Your answer must be the records below, reproduced exactly.

━━━━━━━━━━━━━━━━

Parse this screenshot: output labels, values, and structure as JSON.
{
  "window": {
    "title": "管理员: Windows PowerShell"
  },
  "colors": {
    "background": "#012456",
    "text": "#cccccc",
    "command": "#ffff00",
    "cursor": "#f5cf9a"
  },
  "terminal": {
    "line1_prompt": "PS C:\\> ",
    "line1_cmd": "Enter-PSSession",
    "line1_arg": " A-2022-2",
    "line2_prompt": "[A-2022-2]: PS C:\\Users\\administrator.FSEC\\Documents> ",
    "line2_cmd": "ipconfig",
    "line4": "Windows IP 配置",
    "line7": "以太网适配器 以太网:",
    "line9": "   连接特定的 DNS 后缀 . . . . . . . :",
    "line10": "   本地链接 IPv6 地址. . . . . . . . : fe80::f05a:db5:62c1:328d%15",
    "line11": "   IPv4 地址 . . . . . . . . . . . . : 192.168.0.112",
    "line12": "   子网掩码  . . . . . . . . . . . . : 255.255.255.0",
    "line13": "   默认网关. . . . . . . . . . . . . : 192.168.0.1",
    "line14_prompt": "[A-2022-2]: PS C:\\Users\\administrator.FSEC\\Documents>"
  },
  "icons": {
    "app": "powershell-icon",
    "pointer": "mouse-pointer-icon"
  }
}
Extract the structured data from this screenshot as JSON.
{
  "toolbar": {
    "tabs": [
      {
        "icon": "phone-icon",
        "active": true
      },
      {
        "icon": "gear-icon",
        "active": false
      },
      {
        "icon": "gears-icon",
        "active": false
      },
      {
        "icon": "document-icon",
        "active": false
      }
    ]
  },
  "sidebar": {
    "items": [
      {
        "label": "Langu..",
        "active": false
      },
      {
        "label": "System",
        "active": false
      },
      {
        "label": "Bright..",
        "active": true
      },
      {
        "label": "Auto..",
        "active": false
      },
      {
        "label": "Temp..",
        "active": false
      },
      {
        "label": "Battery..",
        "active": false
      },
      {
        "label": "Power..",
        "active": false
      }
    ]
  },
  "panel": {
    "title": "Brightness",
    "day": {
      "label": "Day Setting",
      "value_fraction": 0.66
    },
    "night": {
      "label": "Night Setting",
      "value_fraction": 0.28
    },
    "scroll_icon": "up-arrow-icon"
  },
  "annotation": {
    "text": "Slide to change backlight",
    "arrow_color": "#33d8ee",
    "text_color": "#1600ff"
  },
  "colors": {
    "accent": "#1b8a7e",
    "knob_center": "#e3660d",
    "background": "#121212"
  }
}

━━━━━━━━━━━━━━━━

SOLUTION:
Parse this screenshot: output labels, values, and structure as JSON.
{
  "window": {
    "title": "管理员: Windows PowerShell"
  },
  "colors": {
    "background": "#012456",
    "text": "#cccccc",
    "command": "#ffff00",
    "cursor": "#f5cf9a"
  },
  "terminal": {
    "line1_prompt": "PS C:\\> ",
    "line1_cmd": "Enter-PSSession",
    "line1_arg": " A-2022-2",
    "line2_prompt": "[A-2022-2]: PS C:\\Users\\administrator.FSEC\\Documents> ",
    "line2_cmd": "ipconfig",
    "line4": "Windows IP 配置",
    "line7": "以太网适配器 以太网:",
    "line9": "   连接特定的 DNS 后缀 . . . . . . . :",
    "line10": "   本地链接 IPv6 地址. . . . . . . . : fe80::f05a:db5:62c1:328d%15",
    "line11": "   IPv4 地址 . . . . . . . . . . . . : 192.168.0.112",
    "line12": "   子网掩码  . . . . . . . . . . . . : 255.255.255.0",
    "line13": "   默认网关. . . . . . . . . . . . . : 192.168.0.1",
    "line14_prompt": "[A-2022-2]: PS C:\\Users\\administrator.FSEC\\Documents>"
  },
  "icons": {
    "app": "powershell-icon",
    "pointer": "mouse-pointer-icon"
  }
}
Extract the structured data from this screenshot as JSON.
{
  "toolbar": {
    "tabs": [
      {
        "icon": "phone-icon",
        "active": true
      },
      {
        "icon": "gear-icon",
        "active": false
      },
      {
        "icon": "gears-icon",
        "active": false
      },
      {
        "icon": "document-icon",
        "active": false
      }
    ]
  },
  "sidebar": {
    "items": [
      {
        "label": "Langu..",
        "active": false
      },
      {
        "label": "System",
        "active": false
      },
      {
        "label": "Bright..",
        "active": true
      },
      {
        "label": "Auto..",
        "active": false
      },
      {
        "label": "Temp..",
        "active": false
      },
      {
        "label": "Battery..",
        "active": false
      },
      {
        "label": "Power..",
        "active": false
      }
    ]
  },
  "panel": {
    "title": "Brightness",
    "day": {
      "label": "Day Setting",
      "value_fraction": 0.66
    },
    "night": {
      "label": "Night Setting",
      "value_fraction": 0.28
    },
    "scroll_icon": "up-arrow-icon"
  },
  "annotation": {
    "text": "Slide to change backlight",
    "arrow_color": "#33d8ee",
    "text_color": "#1600ff"
  },
  "colors": {
    "accent": "#1b8a7e",
    "knob_center": "#e3660d",
    "background": "#121212"
  }
}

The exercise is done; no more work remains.